(RAW DATA)

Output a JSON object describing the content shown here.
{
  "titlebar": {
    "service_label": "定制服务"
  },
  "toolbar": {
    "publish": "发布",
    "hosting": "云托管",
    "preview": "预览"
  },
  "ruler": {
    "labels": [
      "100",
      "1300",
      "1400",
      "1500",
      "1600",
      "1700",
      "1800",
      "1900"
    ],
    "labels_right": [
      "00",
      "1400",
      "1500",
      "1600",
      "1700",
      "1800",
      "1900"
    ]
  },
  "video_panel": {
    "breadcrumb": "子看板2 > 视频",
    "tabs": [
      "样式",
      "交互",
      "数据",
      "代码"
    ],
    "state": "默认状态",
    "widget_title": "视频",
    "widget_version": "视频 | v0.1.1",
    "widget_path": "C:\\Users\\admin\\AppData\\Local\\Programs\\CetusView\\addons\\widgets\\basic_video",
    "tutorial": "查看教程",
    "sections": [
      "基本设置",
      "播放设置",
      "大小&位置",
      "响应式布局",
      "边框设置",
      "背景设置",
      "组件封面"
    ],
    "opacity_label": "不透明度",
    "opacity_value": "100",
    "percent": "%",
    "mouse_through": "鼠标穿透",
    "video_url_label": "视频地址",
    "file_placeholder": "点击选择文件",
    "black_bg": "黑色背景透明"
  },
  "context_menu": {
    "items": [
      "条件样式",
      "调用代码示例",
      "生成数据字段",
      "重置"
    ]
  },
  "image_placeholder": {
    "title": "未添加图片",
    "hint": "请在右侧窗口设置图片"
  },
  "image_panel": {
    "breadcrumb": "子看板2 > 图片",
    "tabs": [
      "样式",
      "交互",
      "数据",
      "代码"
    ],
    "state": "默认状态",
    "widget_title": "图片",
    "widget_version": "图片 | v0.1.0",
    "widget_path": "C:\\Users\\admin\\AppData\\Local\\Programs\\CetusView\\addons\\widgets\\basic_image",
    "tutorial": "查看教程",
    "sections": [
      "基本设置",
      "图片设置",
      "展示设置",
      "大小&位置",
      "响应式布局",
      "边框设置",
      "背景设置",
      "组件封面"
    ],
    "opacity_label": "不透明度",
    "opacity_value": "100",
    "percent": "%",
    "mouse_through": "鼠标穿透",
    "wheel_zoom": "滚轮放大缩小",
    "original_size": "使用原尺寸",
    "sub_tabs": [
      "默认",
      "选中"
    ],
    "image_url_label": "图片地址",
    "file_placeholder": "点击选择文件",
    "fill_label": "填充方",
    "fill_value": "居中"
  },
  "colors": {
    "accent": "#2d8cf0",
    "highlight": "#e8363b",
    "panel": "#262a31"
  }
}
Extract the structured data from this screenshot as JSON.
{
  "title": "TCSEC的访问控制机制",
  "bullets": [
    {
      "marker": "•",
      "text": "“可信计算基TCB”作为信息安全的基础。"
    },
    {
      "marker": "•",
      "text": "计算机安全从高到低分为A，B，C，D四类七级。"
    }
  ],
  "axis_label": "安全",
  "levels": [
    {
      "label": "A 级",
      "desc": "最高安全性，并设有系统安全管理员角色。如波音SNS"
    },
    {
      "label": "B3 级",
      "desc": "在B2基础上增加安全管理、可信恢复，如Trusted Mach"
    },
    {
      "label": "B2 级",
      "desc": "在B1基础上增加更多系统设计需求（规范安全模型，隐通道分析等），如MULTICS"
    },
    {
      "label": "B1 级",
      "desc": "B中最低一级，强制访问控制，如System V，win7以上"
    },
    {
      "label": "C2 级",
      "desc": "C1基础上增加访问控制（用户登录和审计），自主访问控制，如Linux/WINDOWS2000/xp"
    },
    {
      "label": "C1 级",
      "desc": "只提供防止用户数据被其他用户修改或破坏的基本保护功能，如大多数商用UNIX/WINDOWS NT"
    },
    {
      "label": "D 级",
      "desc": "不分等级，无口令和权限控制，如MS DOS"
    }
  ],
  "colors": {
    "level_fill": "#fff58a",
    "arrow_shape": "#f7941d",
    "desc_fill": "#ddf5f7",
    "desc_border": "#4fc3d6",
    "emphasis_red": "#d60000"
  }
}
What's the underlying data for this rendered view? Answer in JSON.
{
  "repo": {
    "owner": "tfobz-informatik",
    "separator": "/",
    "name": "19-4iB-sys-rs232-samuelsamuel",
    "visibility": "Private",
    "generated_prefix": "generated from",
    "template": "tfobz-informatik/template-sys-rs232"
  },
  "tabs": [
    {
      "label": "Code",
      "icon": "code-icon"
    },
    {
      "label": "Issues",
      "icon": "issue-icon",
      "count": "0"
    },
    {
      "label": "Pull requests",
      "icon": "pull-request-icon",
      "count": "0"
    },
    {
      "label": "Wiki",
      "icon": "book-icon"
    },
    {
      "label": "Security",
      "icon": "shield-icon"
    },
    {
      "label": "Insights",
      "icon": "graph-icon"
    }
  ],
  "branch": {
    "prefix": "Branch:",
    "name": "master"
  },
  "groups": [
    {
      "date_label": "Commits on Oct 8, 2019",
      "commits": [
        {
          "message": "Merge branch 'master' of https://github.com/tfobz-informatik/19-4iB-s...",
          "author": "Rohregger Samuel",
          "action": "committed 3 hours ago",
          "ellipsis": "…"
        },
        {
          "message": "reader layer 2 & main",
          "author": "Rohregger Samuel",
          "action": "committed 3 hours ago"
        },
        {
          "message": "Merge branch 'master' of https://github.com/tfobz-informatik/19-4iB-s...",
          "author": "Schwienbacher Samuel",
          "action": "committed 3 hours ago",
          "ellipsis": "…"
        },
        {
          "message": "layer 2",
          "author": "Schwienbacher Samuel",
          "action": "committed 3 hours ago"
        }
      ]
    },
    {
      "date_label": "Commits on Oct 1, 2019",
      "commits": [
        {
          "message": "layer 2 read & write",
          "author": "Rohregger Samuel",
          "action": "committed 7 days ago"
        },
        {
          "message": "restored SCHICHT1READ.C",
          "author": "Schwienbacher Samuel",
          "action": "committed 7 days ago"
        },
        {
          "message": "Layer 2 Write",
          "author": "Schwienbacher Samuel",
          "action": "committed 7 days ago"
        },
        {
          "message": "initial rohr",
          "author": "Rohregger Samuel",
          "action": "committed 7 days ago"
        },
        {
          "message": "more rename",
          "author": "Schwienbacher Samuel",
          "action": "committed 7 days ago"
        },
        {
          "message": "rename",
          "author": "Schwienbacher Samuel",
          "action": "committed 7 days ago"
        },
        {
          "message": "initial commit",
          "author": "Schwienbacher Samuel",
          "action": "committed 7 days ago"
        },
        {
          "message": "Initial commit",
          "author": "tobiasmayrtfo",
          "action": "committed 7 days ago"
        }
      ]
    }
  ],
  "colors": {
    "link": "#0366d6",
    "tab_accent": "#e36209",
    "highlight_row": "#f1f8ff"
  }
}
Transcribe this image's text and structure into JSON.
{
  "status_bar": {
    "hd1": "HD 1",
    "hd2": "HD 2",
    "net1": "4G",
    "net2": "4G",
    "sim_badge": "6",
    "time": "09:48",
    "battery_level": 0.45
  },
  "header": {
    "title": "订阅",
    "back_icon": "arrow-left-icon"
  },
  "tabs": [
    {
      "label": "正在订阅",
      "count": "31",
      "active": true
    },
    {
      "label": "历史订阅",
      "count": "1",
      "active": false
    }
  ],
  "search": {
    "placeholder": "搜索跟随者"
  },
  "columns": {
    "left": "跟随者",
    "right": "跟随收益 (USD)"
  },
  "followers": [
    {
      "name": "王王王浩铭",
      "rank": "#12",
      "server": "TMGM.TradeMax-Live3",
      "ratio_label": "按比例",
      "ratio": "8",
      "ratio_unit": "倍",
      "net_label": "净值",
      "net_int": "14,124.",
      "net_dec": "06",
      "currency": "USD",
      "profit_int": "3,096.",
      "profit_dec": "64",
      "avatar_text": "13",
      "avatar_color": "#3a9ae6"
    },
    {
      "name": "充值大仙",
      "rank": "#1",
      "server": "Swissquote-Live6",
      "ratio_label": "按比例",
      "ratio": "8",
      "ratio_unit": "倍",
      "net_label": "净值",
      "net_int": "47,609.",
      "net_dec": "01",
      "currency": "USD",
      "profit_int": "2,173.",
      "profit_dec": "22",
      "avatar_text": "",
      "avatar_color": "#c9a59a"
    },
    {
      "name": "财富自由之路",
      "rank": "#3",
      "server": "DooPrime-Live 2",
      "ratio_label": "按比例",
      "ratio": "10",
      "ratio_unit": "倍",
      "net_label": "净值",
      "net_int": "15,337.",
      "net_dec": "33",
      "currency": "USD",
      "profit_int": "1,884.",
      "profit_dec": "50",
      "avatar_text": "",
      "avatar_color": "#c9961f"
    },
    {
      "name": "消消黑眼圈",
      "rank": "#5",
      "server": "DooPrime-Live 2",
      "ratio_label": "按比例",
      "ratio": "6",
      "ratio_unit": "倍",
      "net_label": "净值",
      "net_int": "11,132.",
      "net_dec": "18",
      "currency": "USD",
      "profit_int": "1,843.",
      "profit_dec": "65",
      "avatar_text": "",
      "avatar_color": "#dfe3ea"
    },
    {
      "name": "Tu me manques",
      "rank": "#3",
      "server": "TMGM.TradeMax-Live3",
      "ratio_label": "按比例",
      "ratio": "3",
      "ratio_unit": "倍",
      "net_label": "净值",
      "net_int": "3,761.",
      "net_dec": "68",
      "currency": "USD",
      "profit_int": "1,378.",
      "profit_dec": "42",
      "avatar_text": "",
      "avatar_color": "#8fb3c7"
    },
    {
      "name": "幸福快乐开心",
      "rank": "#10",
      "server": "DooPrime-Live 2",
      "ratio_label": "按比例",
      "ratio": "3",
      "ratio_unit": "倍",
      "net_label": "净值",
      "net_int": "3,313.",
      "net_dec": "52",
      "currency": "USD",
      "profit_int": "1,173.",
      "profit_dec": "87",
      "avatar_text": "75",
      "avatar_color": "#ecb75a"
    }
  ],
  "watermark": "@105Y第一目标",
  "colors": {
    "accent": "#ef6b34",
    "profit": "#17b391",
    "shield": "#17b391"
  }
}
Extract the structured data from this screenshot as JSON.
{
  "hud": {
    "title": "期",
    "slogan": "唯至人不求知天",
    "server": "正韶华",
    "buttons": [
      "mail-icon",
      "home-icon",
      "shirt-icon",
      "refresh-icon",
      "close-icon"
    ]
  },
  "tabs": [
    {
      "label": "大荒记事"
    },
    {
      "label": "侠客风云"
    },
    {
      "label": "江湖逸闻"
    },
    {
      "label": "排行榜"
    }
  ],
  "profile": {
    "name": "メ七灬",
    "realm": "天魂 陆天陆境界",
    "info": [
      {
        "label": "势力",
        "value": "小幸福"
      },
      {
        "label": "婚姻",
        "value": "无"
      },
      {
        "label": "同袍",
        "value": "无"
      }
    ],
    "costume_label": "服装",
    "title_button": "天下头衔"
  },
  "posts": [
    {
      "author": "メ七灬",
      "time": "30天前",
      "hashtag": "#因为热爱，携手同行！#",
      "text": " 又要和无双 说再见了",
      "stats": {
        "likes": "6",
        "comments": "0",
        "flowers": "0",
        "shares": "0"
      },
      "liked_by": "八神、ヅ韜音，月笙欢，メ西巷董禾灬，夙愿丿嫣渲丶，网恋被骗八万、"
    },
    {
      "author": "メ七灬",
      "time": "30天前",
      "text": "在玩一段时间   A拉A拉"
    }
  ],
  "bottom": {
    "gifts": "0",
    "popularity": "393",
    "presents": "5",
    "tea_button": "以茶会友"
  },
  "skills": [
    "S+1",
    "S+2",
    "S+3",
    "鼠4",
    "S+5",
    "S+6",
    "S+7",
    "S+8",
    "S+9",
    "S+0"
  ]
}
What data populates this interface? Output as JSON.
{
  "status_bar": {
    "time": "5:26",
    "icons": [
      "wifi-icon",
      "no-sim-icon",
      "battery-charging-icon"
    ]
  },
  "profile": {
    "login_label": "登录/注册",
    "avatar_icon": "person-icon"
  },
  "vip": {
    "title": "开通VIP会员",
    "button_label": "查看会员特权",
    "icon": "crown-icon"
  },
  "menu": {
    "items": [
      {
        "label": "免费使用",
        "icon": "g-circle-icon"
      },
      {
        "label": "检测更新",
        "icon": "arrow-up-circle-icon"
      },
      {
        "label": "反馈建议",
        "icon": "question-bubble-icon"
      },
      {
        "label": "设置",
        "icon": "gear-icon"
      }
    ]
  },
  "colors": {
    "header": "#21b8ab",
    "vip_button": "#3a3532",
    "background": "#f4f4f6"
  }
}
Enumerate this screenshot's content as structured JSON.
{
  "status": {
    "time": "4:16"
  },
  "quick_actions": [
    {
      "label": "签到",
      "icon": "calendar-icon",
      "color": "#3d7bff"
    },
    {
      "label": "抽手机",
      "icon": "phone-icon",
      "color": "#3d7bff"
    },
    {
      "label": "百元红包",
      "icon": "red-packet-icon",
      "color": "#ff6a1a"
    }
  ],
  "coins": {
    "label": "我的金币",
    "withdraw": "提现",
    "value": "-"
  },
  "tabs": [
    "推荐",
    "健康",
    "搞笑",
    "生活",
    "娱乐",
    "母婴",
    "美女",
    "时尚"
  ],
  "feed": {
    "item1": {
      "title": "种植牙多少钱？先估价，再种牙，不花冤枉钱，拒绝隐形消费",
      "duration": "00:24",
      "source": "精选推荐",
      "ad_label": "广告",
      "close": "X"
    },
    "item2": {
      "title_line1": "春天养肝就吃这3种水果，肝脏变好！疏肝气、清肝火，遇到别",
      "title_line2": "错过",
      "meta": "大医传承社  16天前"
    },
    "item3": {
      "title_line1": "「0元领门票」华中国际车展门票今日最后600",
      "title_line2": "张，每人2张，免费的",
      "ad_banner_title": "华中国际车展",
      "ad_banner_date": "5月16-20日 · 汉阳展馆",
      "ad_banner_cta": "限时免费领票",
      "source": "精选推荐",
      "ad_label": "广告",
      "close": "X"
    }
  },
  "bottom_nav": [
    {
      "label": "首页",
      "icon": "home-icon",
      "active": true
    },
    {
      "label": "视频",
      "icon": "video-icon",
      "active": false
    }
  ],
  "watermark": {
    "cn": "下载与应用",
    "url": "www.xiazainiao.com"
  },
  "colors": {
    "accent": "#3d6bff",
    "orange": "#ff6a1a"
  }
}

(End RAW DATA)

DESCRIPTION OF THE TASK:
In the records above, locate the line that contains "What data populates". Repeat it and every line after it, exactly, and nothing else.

WRITTEN RESPONSE:
What data populates this interface? Output as JSON.
{
  "status_bar": {
    "time": "5:26",
    "icons": [
      "wifi-icon",
      "no-sim-icon",
      "battery-charging-icon"
    ]
  },
  "profile": {
    "login_label": "登录/注册",
    "avatar_icon": "person-icon"
  },
  "vip": {
    "title": "开通VIP会员",
    "button_label": "查看会员特权",
    "icon": "crown-icon"
  },
  "menu": {
    "items": [
      {
        "label": "免费使用",
        "icon": "g-circle-icon"
      },
      {
        "label": "检测更新",
        "icon": "arrow-up-circle-icon"
      },
      {
        "label": "反馈建议",
        "icon": "question-bubble-icon"
      },
      {
        "label": "设置",
        "icon": "gear-icon"
      }
    ]
  },
  "colors": {
    "header": "#21b8ab",
    "vip_button": "#3a3532",
    "background": "#f4f4f6"
  }
}
Enumerate this screenshot's content as structured JSON.
{
  "status": {
    "time": "4:16"
  },
  "quick_actions": [
    {
      "label": "签到",
      "icon": "calendar-icon",
      "color": "#3d7bff"
    },
    {
      "label": "抽手机",
      "icon": "phone-icon",
      "color": "#3d7bff"
    },
    {
      "label": "百元红包",
      "icon": "red-packet-icon",
      "color": "#ff6a1a"
    }
  ],
  "coins": {
    "label": "我的金币",
    "withdraw": "提现",
    "value": "-"
  },
  "tabs": [
    "推荐",
    "健康",
    "搞笑",
    "生活",
    "娱乐",
    "母婴",
    "美女",
    "时尚"
  ],
  "feed": {
    "item1": {
      "title": "种植牙多少钱？先估价，再种牙，不花冤枉钱，拒绝隐形消费",
      "duration": "00:24",
      "source": "精选推荐",
      "ad_label": "广告",
      "close": "X"
    },
    "item2": {
      "title_line1": "春天养肝就吃这3种水果，肝脏变好！疏肝气、清肝火，遇到别",
      "title_line2": "错过",
      "meta": "大医传承社  16天前"
    },
    "item3": {
      "title_line1": "「0元领门票」华中国际车展门票今日最后600",
      "title_line2": "张，每人2张，免费的",
      "ad_banner_title": "华中国际车展",
      "ad_banner_date": "5月16-20日 · 汉阳展馆",
      "ad_banner_cta": "限时免费领票",
      "source": "精选推荐",
      "ad_label": "广告",
      "close": "X"
    }
  },
  "bottom_nav": [
    {
      "label": "首页",
      "icon": "home-icon",
      "active": true
    },
    {
      "label": "视频",
      "icon": "video-icon",
      "active": false
    }
  ],
  "watermark": {
    "cn": "下载与应用",
    "url": "www.xiazainiao.com"
  },
  "colors": {
    "accent": "#3d6bff",
    "orange": "#ff6a1a"
  }
}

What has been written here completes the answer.